#### WHAT THIS TASK INVOLVES:
Reproduce the full listing as it stands. Images do not belong in the copy.

#### RECORD EXTRACTS:
Start of Block

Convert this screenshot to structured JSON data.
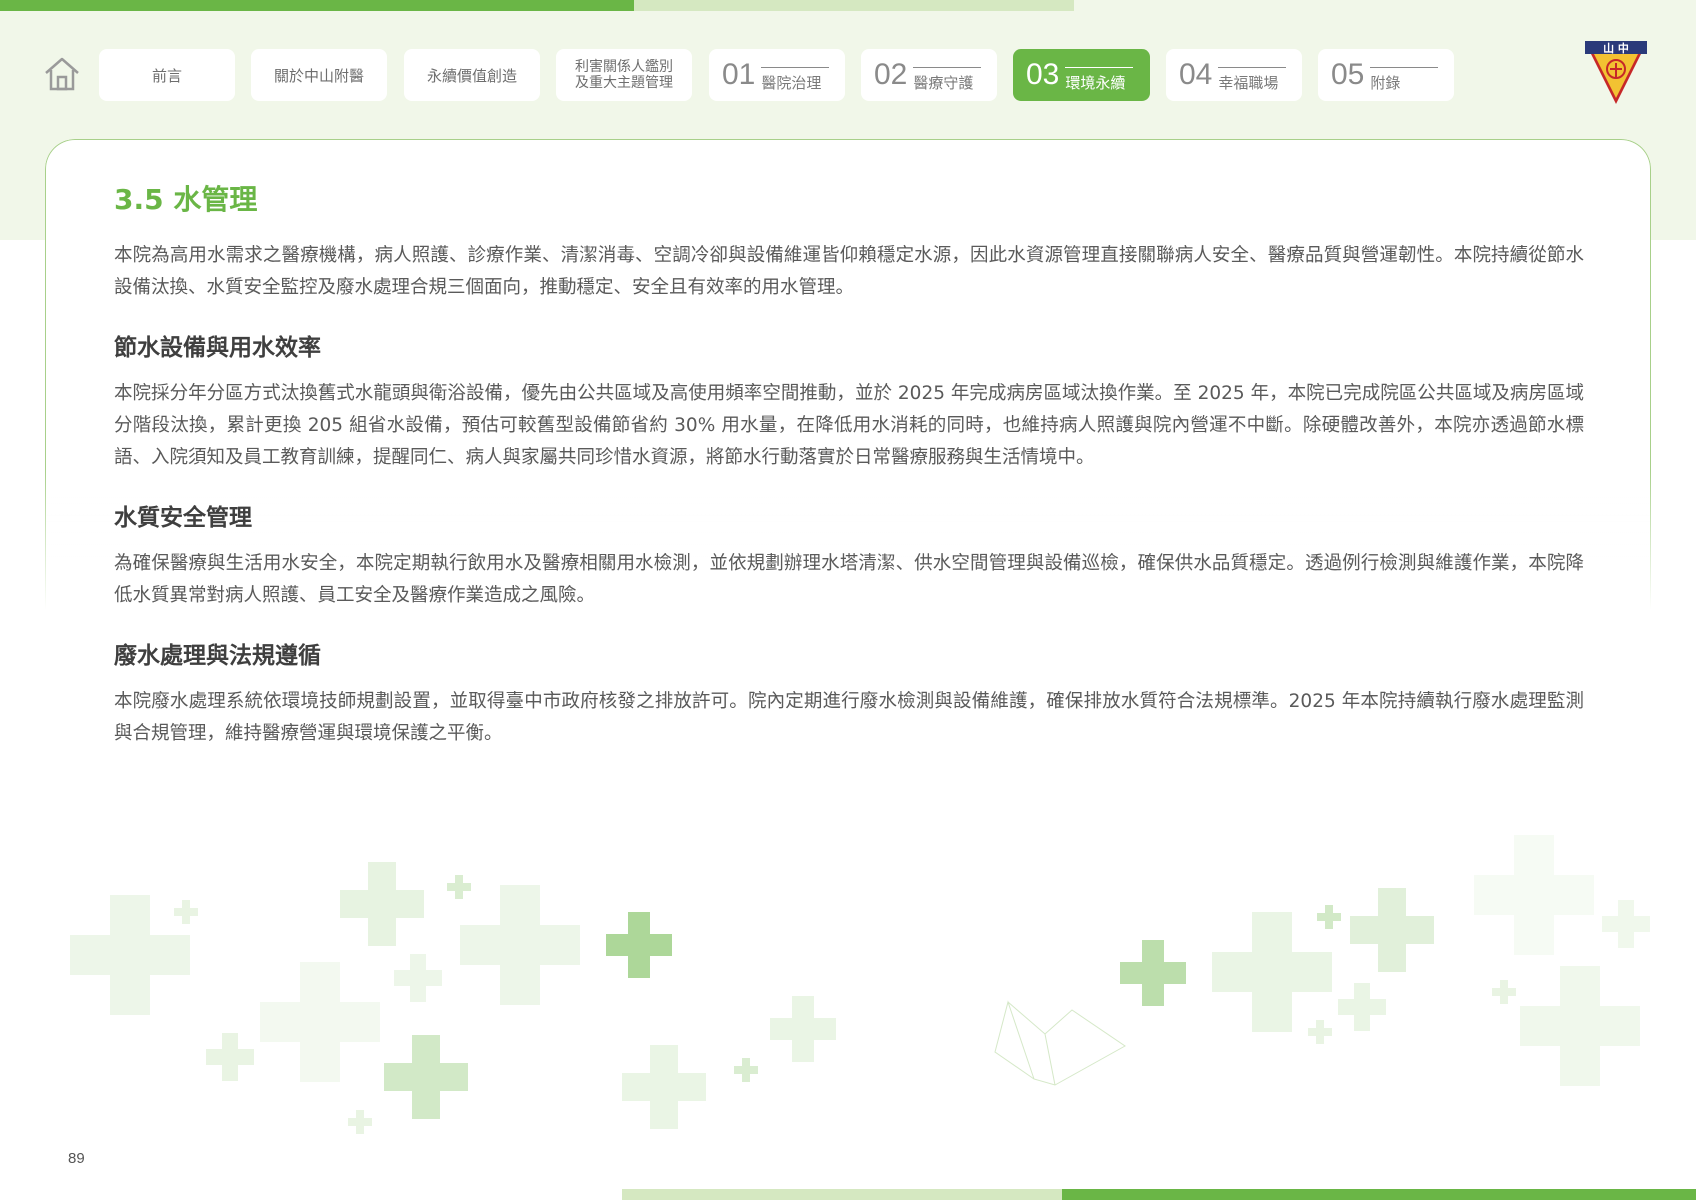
{
  "nav": {
    "tabs": [
      {
        "label": "前言"
      },
      {
        "label": "關於中山附醫"
      },
      {
        "label": "永續價值創造"
      },
      {
        "line1": "利害關係人鑑別",
        "line2": "及重大主題管理"
      },
      {
        "num": "01",
        "label": "醫院治理"
      },
      {
        "num": "02",
        "label": "醫療守護"
      },
      {
        "num": "03",
        "label": "環境永續"
      },
      {
        "num": "04",
        "label": "幸福職場"
      },
      {
        "num": "05",
        "label": "附錄"
      }
    ]
  },
  "logo": {
    "text": "山 中"
  },
  "colors": {
    "accent": "#6ab646",
    "light": "#d5e8c1",
    "band": "#f1f7e9"
  },
  "content": {
    "title": "3.5 水管理",
    "intro": "本院為高用水需求之醫療機構，病人照護、診療作業、清潔消毒、空調冷卻與設備維運皆仰賴穩定水源，因此水資源管理直接關聯病人安全、醫療品質與營運韌性。本院持續從節水設備汰換、水質安全監控及廢水處理合規三個面向，推動穩定、安全且有效率的用水管理。",
    "sections": [
      {
        "heading": "節水設備與用水效率",
        "body": "本院採分年分區方式汰換舊式水龍頭與衛浴設備，優先由公共區域及高使用頻率空間推動，並於 2025 年完成病房區域汰換作業。至 2025 年，本院已完成院區公共區域及病房區域分階段汰換，累計更換 205 組省水設備，預估可較舊型設備節省約 30% 用水量，在降低用水消耗的同時，也維持病人照護與院內營運不中斷。除硬體改善外，本院亦透過節水標語、入院須知及員工教育訓練，提醒同仁、病人與家屬共同珍惜水資源，將節水行動落實於日常醫療服務與生活情境中。"
      },
      {
        "heading": "水質安全管理",
        "body": "為確保醫療與生活用水安全，本院定期執行飲用水及醫療相關用水檢測，並依規劃辦理水塔清潔、供水空間管理與設備巡檢，確保供水品質穩定。透過例行檢測與維護作業，本院降低水質異常對病人照護、員工安全及醫療作業造成之風險。"
      },
      {
        "heading": "廢水處理與法規遵循",
        "body": "本院廢水處理系統依環境技師規劃設置，並取得臺中市政府核發之排放許可。院內定期進行廢水檢測與設備維護，確保排放水質符合法規標準。2025 年本院持續執行廢水處理監測與合規管理，維持醫療營運與環境保護之平衡。"
      }
    ]
  },
  "page_number": "89"
}
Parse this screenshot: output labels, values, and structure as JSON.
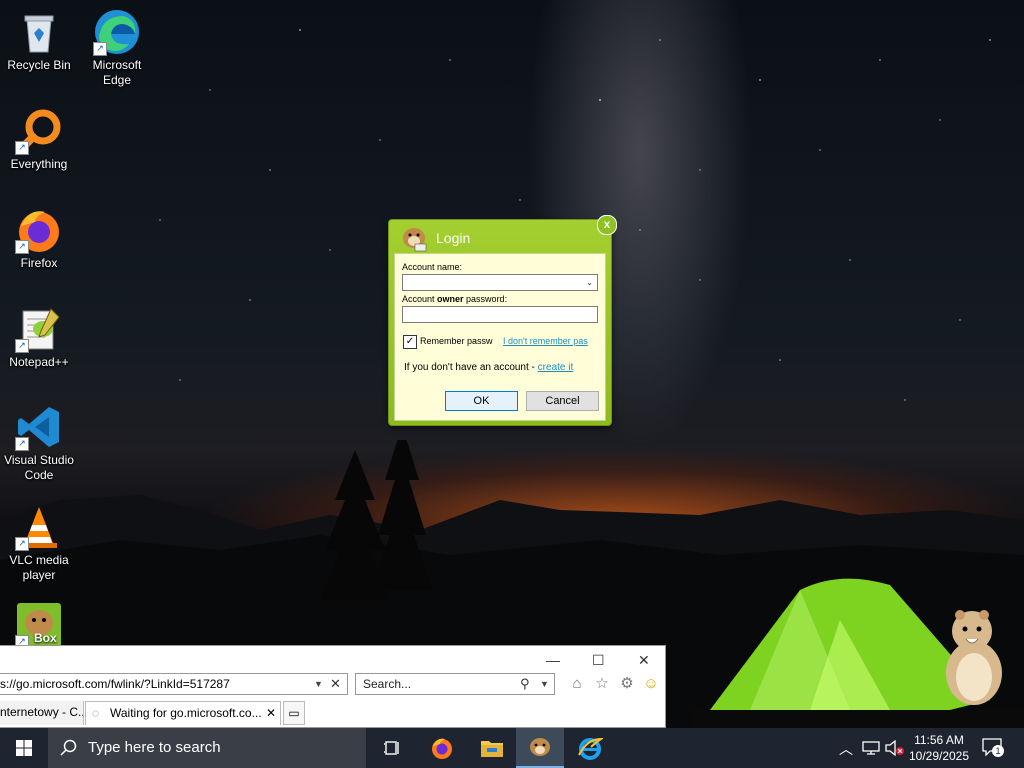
{
  "desktop": {
    "icons": [
      {
        "label": "Recycle Bin"
      },
      {
        "label": "Microsoft Edge"
      },
      {
        "label": "Everything"
      },
      {
        "label": "Firefox"
      },
      {
        "label": "Notepad++"
      },
      {
        "label": "Visual Studio Code"
      },
      {
        "label": "VLC media player"
      },
      {
        "label": "Box"
      }
    ]
  },
  "login": {
    "title": "Login",
    "account_name_label": "Account name:",
    "account_name_value": "",
    "password_label_prefix": "Account ",
    "password_label_bold": "owner",
    "password_label_suffix": " password:",
    "password_value": "",
    "remember_label": "Remember passw",
    "remember_checked": "✓",
    "forgot_link": "I don't remember pas",
    "no_account_text": "If you don't have an account - ",
    "create_link": "create it",
    "ok_label": "OK",
    "cancel_label": "Cancel",
    "close_glyph": "x"
  },
  "browser": {
    "address": "s://go.microsoft.com/fwlink/?LinkId=517287",
    "search_placeholder": "Search...",
    "tabs": [
      {
        "label": "nternetowy - C..."
      },
      {
        "label": "Waiting for go.microsoft.co..."
      }
    ],
    "close_tab_glyph": "✕",
    "minimize_glyph": "—",
    "maximize_glyph": "☐",
    "close_glyph": "✕"
  },
  "taskbar": {
    "search_placeholder": "Type here to search",
    "time": "11:56 AM",
    "date": "10/29/2025",
    "notification_count": "1"
  }
}
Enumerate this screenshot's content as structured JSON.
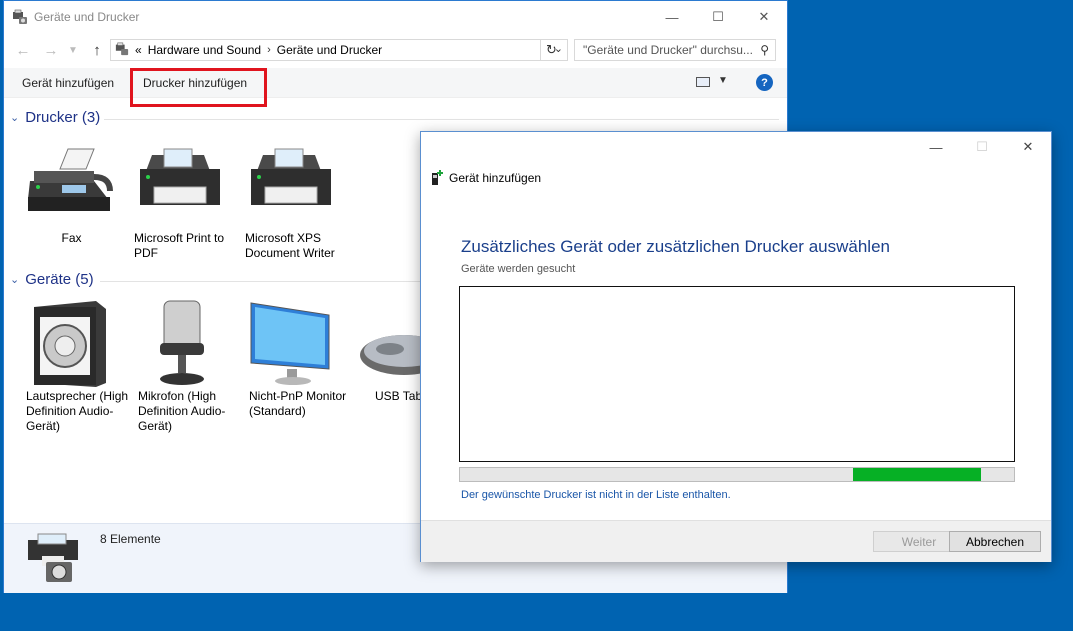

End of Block

#### RESPONSE TO THE TASK:
Convert this screenshot to structured JSON data.
{
  "nav": {
    "tabs": [
      {
        "label": "前言"
      },
      {
        "label": "關於中山附醫"
      },
      {
        "label": "永續價值創造"
      },
      {
        "line1": "利害關係人鑑別",
        "line2": "及重大主題管理"
      },
      {
        "num": "01",
        "label": "醫院治理"
      },
      {
        "num": "02",
        "label": "醫療守護"
      },
      {
        "num": "03",
        "label": "環境永續"
      },
      {
        "num": "04",
        "label": "幸福職場"
      },
      {
        "num": "05",
        "label": "附錄"
      }
    ]
  },
  "logo": {
    "text": "山 中"
  },
  "colors": {
    "accent": "#6ab646",
    "light": "#d5e8c1",
    "band": "#f1f7e9"
  },
  "content": {
    "title": "3.5 水管理",
    "intro": "本院為高用水需求之醫療機構，病人照護、診療作業、清潔消毒、空調冷卻與設備維運皆仰賴穩定水源，因此水資源管理直接關聯病人安全、醫療品質與營運韌性。本院持續從節水設備汰換、水質安全監控及廢水處理合規三個面向，推動穩定、安全且有效率的用水管理。",
    "sections": [
      {
        "heading": "節水設備與用水效率",
        "body": "本院採分年分區方式汰換舊式水龍頭與衛浴設備，優先由公共區域及高使用頻率空間推動，並於 2025 年完成病房區域汰換作業。至 2025 年，本院已完成院區公共區域及病房區域分階段汰換，累計更換 205 組省水設備，預估可較舊型設備節省約 30% 用水量，在降低用水消耗的同時，也維持病人照護與院內營運不中斷。除硬體改善外，本院亦透過節水標語、入院須知及員工教育訓練，提醒同仁、病人與家屬共同珍惜水資源，將節水行動落實於日常醫療服務與生活情境中。"
      },
      {
        "heading": "水質安全管理",
        "body": "為確保醫療與生活用水安全，本院定期執行飲用水及醫療相關用水檢測，並依規劃辦理水塔清潔、供水空間管理與設備巡檢，確保供水品質穩定。透過例行檢測與維護作業，本院降低水質異常對病人照護、員工安全及醫療作業造成之風險。"
      },
      {
        "heading": "廢水處理與法規遵循",
        "body": "本院廢水處理系統依環境技師規劃設置，並取得臺中市政府核發之排放許可。院內定期進行廢水檢測與設備維護，確保排放水質符合法規標準。2025 年本院持續執行廢水處理監測與合規管理，維持醫療營運與環境保護之平衡。"
      }
    ]
  },
  "page_number": "89"
}
Parse this screenshot: output labels, values, and structure as JSON.
{
  "desktop": {
    "icons": [
      {
        "label": "Recycle Bin"
      },
      {
        "label": "Microsoft Edge"
      },
      {
        "label": "Everything"
      },
      {
        "label": "Firefox"
      },
      {
        "label": "Notepad++"
      },
      {
        "label": "Visual Studio Code"
      },
      {
        "label": "VLC media player"
      },
      {
        "label": "Box"
      }
    ]
  },
  "login": {
    "title": "Login",
    "account_name_label": "Account name:",
    "account_name_value": "",
    "password_label_prefix": "Account ",
    "password_label_bold": "owner",
    "password_label_suffix": " password:",
    "password_value": "",
    "remember_label": "Remember passw",
    "remember_checked": "✓",
    "forgot_link": "I don't remember pas",
    "no_account_text": "If you don't have an account - ",
    "create_link": "create it",
    "ok_label": "OK",
    "cancel_label": "Cancel",
    "close_glyph": "x"
  },
  "browser": {
    "address": "s://go.microsoft.com/fwlink/?LinkId=517287",
    "search_placeholder": "Search...",
    "tabs": [
      {
        "label": "nternetowy - C..."
      },
      {
        "label": "Waiting for go.microsoft.co..."
      }
    ],
    "close_tab_glyph": "✕",
    "minimize_glyph": "—",
    "maximize_glyph": "☐",
    "close_glyph": "✕"
  },
  "taskbar": {
    "search_placeholder": "Type here to search",
    "time": "11:56 AM",
    "date": "10/29/2025",
    "notification_count": "1"
  }
}
Enumerate this screenshot's content as structured JSON.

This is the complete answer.